* [WORK REQUIRED]:
Check each line of the data for "ПуГВ", and copy the ones that have it.

━━ RECORDED DATA ━━

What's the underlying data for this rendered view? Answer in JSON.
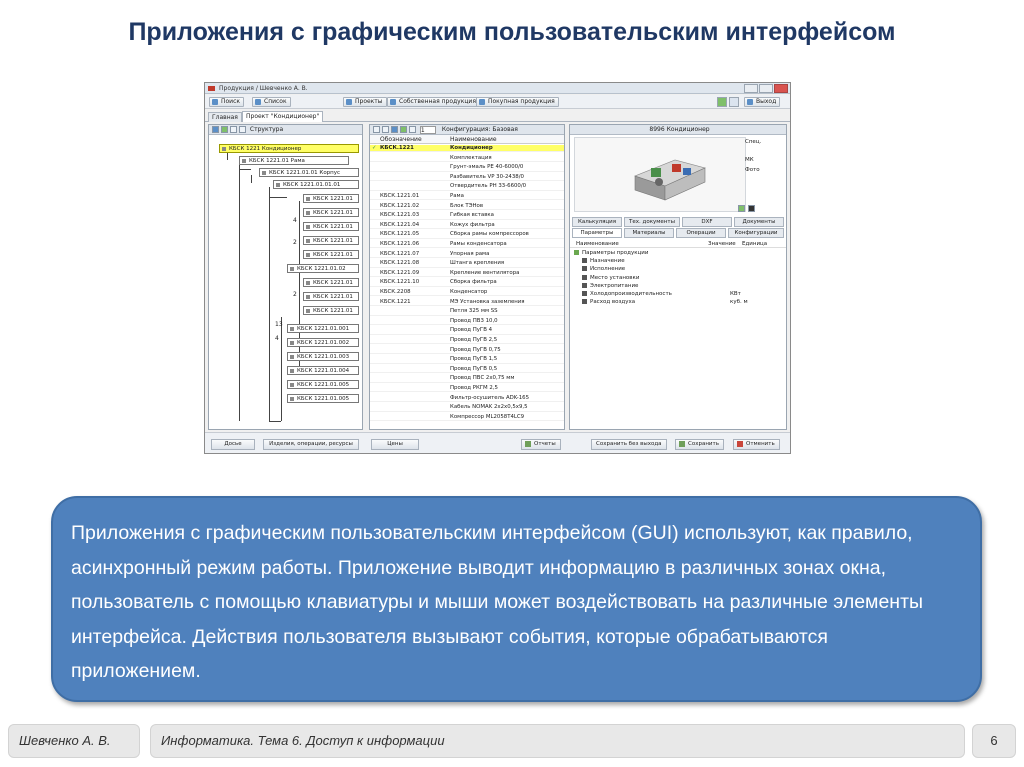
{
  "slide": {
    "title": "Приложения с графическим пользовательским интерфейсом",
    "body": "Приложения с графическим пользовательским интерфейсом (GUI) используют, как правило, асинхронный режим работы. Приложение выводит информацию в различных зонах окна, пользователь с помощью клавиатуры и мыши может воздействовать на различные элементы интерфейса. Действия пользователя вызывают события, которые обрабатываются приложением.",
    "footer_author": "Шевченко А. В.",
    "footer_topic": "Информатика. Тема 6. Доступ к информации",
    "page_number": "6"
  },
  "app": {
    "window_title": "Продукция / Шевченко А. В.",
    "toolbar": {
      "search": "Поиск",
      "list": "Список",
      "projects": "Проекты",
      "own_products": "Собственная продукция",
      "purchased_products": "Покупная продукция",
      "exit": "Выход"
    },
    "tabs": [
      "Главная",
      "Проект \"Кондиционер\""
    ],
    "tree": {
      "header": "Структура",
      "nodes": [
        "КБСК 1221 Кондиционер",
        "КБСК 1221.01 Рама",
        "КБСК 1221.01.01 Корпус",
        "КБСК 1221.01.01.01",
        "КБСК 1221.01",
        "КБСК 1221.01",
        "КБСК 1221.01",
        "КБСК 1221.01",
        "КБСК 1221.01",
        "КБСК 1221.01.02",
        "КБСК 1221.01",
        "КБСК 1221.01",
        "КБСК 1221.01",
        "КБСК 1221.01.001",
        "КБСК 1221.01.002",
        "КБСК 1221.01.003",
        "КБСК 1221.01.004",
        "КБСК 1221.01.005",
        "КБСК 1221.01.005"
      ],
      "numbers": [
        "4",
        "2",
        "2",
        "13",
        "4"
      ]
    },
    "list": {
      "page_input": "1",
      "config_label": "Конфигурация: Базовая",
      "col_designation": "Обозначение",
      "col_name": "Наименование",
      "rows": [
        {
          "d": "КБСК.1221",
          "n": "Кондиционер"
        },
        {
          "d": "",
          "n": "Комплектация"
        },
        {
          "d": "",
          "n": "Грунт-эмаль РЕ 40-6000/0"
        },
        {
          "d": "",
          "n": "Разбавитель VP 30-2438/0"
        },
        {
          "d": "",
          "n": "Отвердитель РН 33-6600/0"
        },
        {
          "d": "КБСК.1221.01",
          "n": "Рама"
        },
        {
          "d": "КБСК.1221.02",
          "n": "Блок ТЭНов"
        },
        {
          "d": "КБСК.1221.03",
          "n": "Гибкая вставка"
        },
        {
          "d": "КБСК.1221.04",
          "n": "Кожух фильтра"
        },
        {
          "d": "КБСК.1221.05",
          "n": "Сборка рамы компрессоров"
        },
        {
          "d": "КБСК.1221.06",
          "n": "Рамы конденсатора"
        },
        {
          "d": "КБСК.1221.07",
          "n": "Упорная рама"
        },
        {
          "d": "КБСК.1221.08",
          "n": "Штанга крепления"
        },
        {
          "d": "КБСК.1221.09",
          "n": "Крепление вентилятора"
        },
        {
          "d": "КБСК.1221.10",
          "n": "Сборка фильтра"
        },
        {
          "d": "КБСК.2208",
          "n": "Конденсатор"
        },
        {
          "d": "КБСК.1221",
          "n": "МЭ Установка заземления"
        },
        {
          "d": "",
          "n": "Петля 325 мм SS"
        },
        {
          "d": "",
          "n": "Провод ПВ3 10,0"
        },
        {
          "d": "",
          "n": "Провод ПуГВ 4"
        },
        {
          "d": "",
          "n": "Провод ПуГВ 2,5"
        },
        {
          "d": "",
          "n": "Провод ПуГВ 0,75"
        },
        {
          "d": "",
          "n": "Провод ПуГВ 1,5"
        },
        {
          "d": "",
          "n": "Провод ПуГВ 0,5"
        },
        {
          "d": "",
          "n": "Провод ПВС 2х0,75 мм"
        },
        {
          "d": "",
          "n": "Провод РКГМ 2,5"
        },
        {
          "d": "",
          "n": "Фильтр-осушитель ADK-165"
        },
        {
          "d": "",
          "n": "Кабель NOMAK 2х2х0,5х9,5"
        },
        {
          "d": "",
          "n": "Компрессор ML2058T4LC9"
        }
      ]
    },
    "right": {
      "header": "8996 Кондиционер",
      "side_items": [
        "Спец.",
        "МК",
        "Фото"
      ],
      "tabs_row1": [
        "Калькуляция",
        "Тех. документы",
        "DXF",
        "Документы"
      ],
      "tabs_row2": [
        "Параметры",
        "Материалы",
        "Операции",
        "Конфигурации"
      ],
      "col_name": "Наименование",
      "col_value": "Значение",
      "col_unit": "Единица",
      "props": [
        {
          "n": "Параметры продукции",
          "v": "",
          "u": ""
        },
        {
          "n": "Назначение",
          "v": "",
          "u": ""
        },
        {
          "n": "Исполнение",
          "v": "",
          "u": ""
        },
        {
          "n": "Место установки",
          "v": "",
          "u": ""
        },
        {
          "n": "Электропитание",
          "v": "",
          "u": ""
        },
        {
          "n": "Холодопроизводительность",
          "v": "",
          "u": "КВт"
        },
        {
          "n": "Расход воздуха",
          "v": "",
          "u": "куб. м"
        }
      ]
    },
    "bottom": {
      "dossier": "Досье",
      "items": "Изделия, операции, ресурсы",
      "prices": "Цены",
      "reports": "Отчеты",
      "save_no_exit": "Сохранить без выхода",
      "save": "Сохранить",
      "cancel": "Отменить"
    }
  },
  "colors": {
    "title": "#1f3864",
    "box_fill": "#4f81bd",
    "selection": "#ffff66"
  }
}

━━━
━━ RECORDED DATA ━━

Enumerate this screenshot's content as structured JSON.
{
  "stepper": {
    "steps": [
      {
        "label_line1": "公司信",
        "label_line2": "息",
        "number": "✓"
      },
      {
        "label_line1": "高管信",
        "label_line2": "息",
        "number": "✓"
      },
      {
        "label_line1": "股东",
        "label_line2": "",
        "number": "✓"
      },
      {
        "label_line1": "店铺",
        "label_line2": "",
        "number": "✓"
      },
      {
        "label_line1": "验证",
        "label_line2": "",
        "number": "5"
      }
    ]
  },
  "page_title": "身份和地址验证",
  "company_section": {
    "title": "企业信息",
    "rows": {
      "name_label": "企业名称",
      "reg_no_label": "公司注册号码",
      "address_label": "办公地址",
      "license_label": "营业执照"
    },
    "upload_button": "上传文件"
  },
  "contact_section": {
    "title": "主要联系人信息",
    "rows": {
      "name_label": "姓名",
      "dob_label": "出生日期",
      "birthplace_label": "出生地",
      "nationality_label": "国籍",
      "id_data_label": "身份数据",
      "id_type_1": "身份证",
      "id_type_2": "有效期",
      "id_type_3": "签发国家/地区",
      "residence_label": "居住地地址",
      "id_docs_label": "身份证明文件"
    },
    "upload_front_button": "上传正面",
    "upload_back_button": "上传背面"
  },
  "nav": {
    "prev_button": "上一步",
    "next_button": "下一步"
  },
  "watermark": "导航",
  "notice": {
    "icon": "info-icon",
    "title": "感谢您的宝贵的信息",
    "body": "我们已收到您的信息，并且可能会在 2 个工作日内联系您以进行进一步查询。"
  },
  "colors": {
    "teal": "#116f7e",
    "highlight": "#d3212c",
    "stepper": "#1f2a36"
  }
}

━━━

* [EXERCISE SOLUTION]:
          "n": "Провод ПуГВ 4"
          "n": "Провод ПуГВ 2,5"
          "n": "Провод ПуГВ 0,75"
          "n": "Провод ПуГВ 1,5"
          "n": "Провод ПуГВ 0,5"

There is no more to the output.